[RECORD EXTRACTS]

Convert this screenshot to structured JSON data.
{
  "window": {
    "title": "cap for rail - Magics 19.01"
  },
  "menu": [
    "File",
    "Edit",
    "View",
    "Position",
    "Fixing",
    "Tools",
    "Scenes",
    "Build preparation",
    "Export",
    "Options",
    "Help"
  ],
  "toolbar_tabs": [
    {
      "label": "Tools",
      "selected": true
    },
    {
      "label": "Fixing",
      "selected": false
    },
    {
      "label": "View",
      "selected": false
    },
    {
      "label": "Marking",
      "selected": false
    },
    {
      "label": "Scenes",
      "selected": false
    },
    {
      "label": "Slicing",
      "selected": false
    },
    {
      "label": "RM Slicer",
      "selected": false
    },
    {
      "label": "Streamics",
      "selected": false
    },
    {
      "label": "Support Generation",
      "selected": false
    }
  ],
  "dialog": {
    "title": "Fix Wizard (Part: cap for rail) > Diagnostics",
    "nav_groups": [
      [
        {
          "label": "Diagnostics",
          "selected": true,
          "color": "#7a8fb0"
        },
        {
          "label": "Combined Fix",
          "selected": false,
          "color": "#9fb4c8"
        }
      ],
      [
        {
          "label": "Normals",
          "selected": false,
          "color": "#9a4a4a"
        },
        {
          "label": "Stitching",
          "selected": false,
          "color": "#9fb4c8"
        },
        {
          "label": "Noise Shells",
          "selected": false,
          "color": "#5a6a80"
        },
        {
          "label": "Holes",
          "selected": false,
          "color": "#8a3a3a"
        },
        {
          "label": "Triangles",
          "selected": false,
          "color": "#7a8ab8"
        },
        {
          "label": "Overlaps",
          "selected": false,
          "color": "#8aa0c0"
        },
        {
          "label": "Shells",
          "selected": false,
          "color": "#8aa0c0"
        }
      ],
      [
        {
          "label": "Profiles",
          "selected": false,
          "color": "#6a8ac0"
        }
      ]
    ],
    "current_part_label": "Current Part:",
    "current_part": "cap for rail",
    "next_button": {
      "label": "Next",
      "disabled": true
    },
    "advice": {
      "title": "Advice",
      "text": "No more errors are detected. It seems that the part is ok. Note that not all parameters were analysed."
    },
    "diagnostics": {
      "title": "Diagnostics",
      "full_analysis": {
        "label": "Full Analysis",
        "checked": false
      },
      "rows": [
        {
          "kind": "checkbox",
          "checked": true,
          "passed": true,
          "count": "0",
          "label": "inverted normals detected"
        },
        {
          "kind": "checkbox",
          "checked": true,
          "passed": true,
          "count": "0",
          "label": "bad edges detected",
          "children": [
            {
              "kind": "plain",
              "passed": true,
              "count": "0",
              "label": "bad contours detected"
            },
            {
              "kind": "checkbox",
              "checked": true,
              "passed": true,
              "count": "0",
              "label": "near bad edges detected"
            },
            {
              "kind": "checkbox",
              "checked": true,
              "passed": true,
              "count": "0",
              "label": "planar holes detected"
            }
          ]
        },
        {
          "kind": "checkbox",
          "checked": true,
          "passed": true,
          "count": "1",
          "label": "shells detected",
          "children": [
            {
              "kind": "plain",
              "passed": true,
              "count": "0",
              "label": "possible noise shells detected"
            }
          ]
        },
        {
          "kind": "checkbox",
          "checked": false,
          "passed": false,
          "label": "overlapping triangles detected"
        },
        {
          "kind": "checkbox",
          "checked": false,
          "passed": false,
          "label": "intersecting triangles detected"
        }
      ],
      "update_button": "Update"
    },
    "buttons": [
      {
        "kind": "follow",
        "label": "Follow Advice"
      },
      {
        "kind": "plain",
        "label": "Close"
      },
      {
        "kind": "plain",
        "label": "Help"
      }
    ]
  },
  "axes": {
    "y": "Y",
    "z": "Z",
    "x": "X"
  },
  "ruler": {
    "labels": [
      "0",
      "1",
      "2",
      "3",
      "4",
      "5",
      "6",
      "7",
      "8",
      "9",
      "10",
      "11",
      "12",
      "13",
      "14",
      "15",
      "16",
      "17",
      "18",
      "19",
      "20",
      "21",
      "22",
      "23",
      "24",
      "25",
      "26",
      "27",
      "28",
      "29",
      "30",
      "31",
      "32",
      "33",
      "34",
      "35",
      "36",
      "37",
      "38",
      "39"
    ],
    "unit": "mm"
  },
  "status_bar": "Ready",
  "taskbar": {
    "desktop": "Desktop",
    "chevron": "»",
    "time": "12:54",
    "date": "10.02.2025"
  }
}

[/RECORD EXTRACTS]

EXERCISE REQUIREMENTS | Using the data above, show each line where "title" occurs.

RESULT |
    "title": "cap for rail - Magics 19.01"
    "title": "Fix Wizard (Part: cap for rail) > Diagnostics",
      "title": "Advice",
      "title": "Diagnostics",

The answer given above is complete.